§ **RECORDS FOR THIS TASK**:
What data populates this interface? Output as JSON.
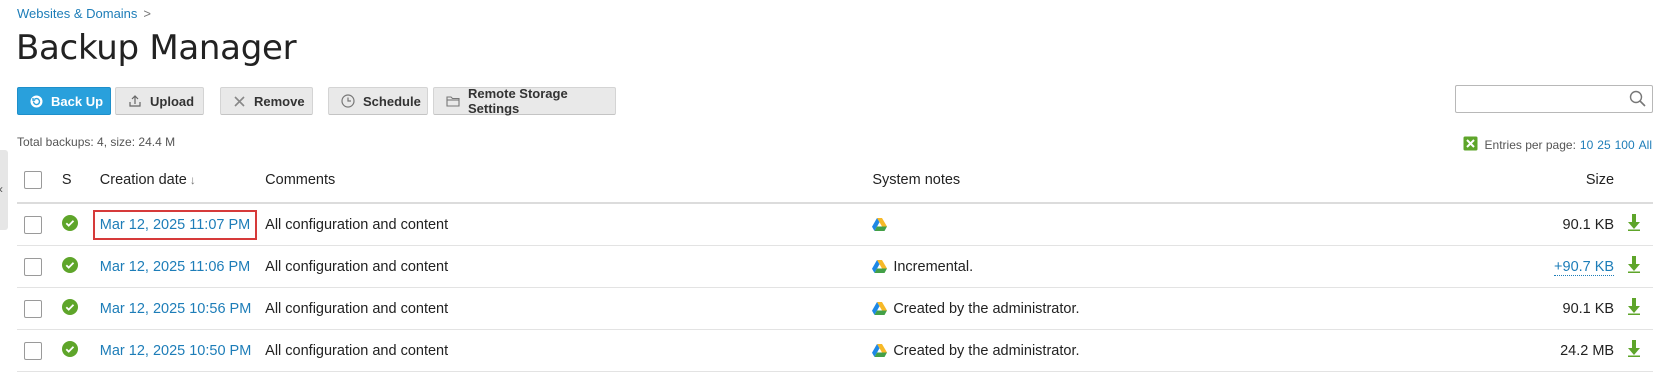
{
  "breadcrumb": {
    "label": "Websites & Domains",
    "separator": ">"
  },
  "page_title": "Backup Manager",
  "toolbar": {
    "backup": "Back Up",
    "upload": "Upload",
    "remove": "Remove",
    "schedule": "Schedule",
    "remote_storage": "Remote Storage Settings"
  },
  "search": {
    "placeholder": "",
    "value": ""
  },
  "totals": "Total backups: 4, size: 24.4 M",
  "pagination": {
    "label": "Entries per page:",
    "options": [
      "10",
      "25",
      "100",
      "All"
    ]
  },
  "table": {
    "headers": {
      "status": "S",
      "date": "Creation date",
      "sort_indicator": "↓",
      "comments": "Comments",
      "notes": "System notes",
      "size": "Size"
    },
    "rows": [
      {
        "date": "Mar 12, 2025 11:07 PM",
        "comment": "All configuration and content",
        "note": "",
        "size": "90.1 KB",
        "size_is_link": false
      },
      {
        "date": "Mar 12, 2025 11:06 PM",
        "comment": "All configuration and content",
        "note": "Incremental.",
        "size": "+90.7 KB",
        "size_is_link": true
      },
      {
        "date": "Mar 12, 2025 10:56 PM",
        "comment": "All configuration and content",
        "note": "Created by the administrator.",
        "size": "90.1 KB",
        "size_is_link": false
      },
      {
        "date": "Mar 12, 2025 10:50 PM",
        "comment": "All configuration and content",
        "note": "Created by the administrator.",
        "size": "24.2 MB",
        "size_is_link": false
      }
    ]
  },
  "colors": {
    "accent": "#29a0dc",
    "link": "#1d7db8",
    "status_ok": "#5ea52a",
    "download_arrow": "#5ea52a",
    "highlight": "#d63a3a"
  },
  "icons": {
    "status": "check-circle-icon",
    "storage": "google-drive-icon",
    "download": "download-arrow-icon",
    "export": "excel-export-icon"
  }
}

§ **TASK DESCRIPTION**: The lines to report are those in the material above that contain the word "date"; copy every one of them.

§ **EXERCISE ANSWER**:
      "date": "Creation date",
        "date": "Mar 12, 2025 11:07 PM",
        "date": "Mar 12, 2025 11:06 PM",
        "date": "Mar 12, 2025 10:56 PM",
        "date": "Mar 12, 2025 10:50 PM",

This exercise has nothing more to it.